They blamed the sewage water flowing from an adja cent residential apartmen which gets accumulated a the society’s entrance ma king it a perfect ground for mosquitoes to breed and spread disease. Besides, the re is an overpowering stench hanging in the air througho ut the day , they said.
“Seven people living in our society have tested posi tive for dengue in the last 12 months. We have put up our concerns with the gram pan chayat of Pisoli and with the health officials, but all our complainants have fallen on deaf ears. There are no initi atives to resolve the drainage problem. It has been plagu ing us ever since we moved to this society one and half years ago,“ said Subheshwar Pathak. He lives in Arc Gaurav housing society in Pisoli, a residential apartment of 186 flats in Haveli taluka.
Pisoli is one of the 34 villages slated for merger with the Pune Municipal Corporation. As an extension to Kondhwa, Undri and Mohammadwadi, it has seen significant growth recently . However, since it is under the gram panchayat, civic infrastructure is a challenge for people living in Pisoli.
“Our society falls within the purview of the gram panchayat, but is not registered with it. Hence, we have no local government to look up to.We are left on our own. The builder does not pay any heed to our complaints,“ another resident Vaibhav Kadam said.
The residents said they had been living with the drai nage water accumulation at their entrance gate for more than a year.
“Water used by an adjacent society forms a pool at our gate and mosquitoes breed. There is no respite from mosquito bites. Children keep falling sick and repellents like coils and vapourisers are of no use,“ he added.
Another resident Ravindra Bhasme said mosquitoes had made their lives a hell. “Besides, there are issues of drinking water scarcity , bad internal roads, no street lights. No public representative or political leaders are willing to take up these issues because we are not their voters,“ he added.
“Our society is not registered with the gram panchayat. Hence, when we approached those officials they refused to help. We are at our wits end. We wonder if we are li ving in Pune which is vying for a smart city tag or in some remote corner disconnected from good living condi tions,“ Bhasme said.
Not just dengue and mala ria, water-borne illnesses are also making house calls. “Se veral people in our society are also being diagnosed with typ hoid. We fear for ourselves our elderly and children,“ sa id Shikha Sinha, a resident.
Another Pisoli resident Prakash Zende said, “The open drainage and its stench have made our living miserable. This place has also become a hub for scavenging animals. It is risky to let our children play in the open.“
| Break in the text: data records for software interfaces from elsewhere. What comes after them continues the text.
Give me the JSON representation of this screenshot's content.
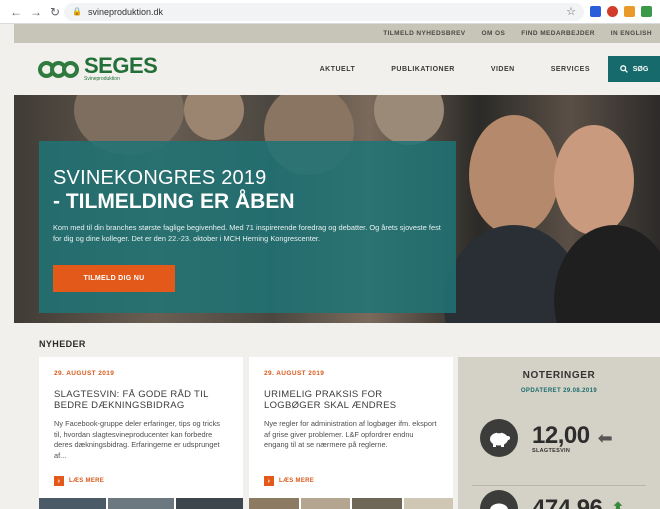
{
  "browser": {
    "url": "svineproduktion.dk",
    "back_icon": "arrow-left-icon",
    "forward_icon": "arrow-right-icon",
    "reload_icon": "reload-icon"
  },
  "utility_nav": [
    "TILMELD NYHEDSBREV",
    "OM OS",
    "FIND MEDARBEJDER",
    "IN ENGLISH"
  ],
  "logo": {
    "brand": "SEGES",
    "sub": "Svineproduktion"
  },
  "main_nav": [
    "AKTUELT",
    "PUBLIKATIONER",
    "VIDEN",
    "SERVICES"
  ],
  "search": {
    "label": "SØG"
  },
  "hero": {
    "title_line1": "SVINEKONGRES 2019",
    "title_line2": "- TILMELDING ER ÅBEN",
    "description": "Kom med til din branches største faglige begivenhed. Med 71 inspirerende foredrag og debatter. Og årets sjoveste fest for dig og dine kolleger. Det er den 22.-23. oktober i MCH Herning Kongrescenter.",
    "button": "TILMELD DIG NU"
  },
  "news": {
    "heading": "NYHEDER",
    "more_label": "LÆS MERE",
    "items": [
      {
        "date": "29. AUGUST 2019",
        "title": "SLAGTESVIN: FÅ GODE RÅD TIL BEDRE DÆKNINGSBIDRAG",
        "body": "Ny Facebook-gruppe deler erfaringer, tips og tricks til, hvordan slagtesvineproducenter kan forbedre deres dækningsbidrag. Erfaringerne er udsprunget af..."
      },
      {
        "date": "29. AUGUST 2019",
        "title": "URIMELIG PRAKSIS FOR LOGBØGER SKAL ÆNDRES",
        "body": "Nye regler for administration af logbøger ifm. eksport af grise giver problemer. L&F opfordrer endnu engang til at se nærmere på reglerne."
      }
    ]
  },
  "noteringer": {
    "heading": "NOTERINGER",
    "updated": "OPDATERET 29.08.2019",
    "rows": [
      {
        "value": "12,00",
        "label": "SLAGTESVIN",
        "trend": "flat"
      },
      {
        "value": "474,96",
        "label": "",
        "trend": "up"
      }
    ]
  },
  "colors": {
    "brand_green": "#236f37",
    "teal": "#166a6c",
    "orange": "#e2591a"
  }
}
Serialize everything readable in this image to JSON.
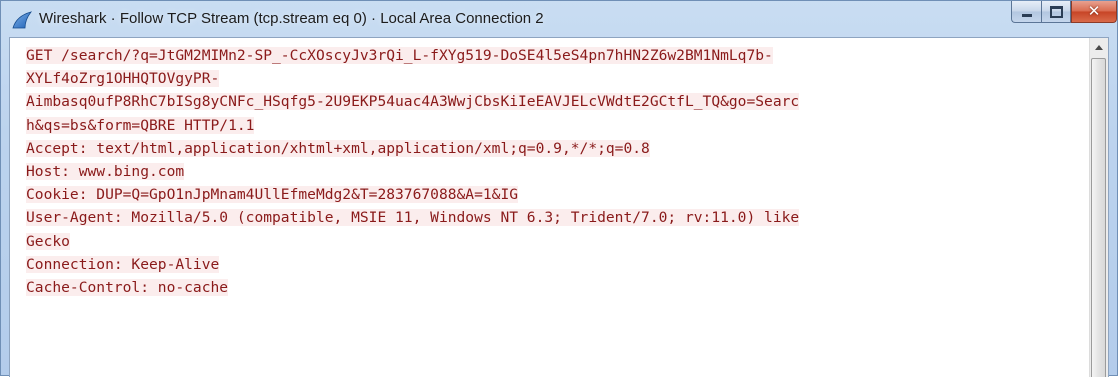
{
  "window": {
    "title": "Wireshark · Follow TCP Stream (tcp.stream eq 0) · Local Area Connection 2",
    "app_icon": "wireshark-fin-icon",
    "caption_buttons": [
      "minimize-icon",
      "maximize-icon",
      "close-icon"
    ],
    "close_glyph": "✕"
  },
  "colors": {
    "client_text": "#8a1a1a",
    "client_background": "#fbeded",
    "close_button": "#c74426"
  },
  "stream": {
    "lines": [
      "GET /search/?q=JtGM2MIMn2-SP_-CcXOscyJv3rQi_L-fXYg519-DoSE4l5eS4pn7hHN2Z6w2BM1NmLq7b-",
      "XYLf4oZrg1OHHQTOVgyPR-",
      "Aimbasq0ufP8RhC7bISg8yCNFc_HSqfg5-2U9EKP54uac4A3WwjCbsKiIeEAVJELcVWdtE2GCtfL_TQ&go=Searc",
      "h&qs=bs&form=QBRE HTTP/1.1",
      "Accept: text/html,application/xhtml+xml,application/xml;q=0.9,*/*;q=0.8",
      "Host: www.bing.com",
      "Cookie: DUP=Q=GpO1nJpMnam4UllEfmeMdg2&T=283767088&A=1&IG",
      "User-Agent: Mozilla/5.0 (compatible, MSIE 11, Windows NT 6.3; Trident/7.0; rv:11.0) like",
      "Gecko",
      "Connection: Keep-Alive",
      "Cache-Control: no-cache"
    ]
  }
}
“Swarms of mosquitoes enter our houses by 5pm. The ear of coming down with dengue is on our minds all he time. We have to keep our doors and windows closed round-the-clock,“ Jitendra Le e, a resident, said.
“The accumulation of dirty water here is a health hazard for many housing societies and manufacturing units,“ Mandeep Singh, a resident, said.
Bhagawan Pawar, dis rict health officer (DHO) responsible for public health of people living outside the municipal corporation areas n Pune, said, “We have not received any complaint. I will personally resolve the matter at the earliest.“
Nitin Agrawal, one of the developers of Arc Gaurav, re used any comment. “I am ravelling and cannot say anything right now,“ he said.His partner Ajay Raka rema ned unreachable.
Source : TOI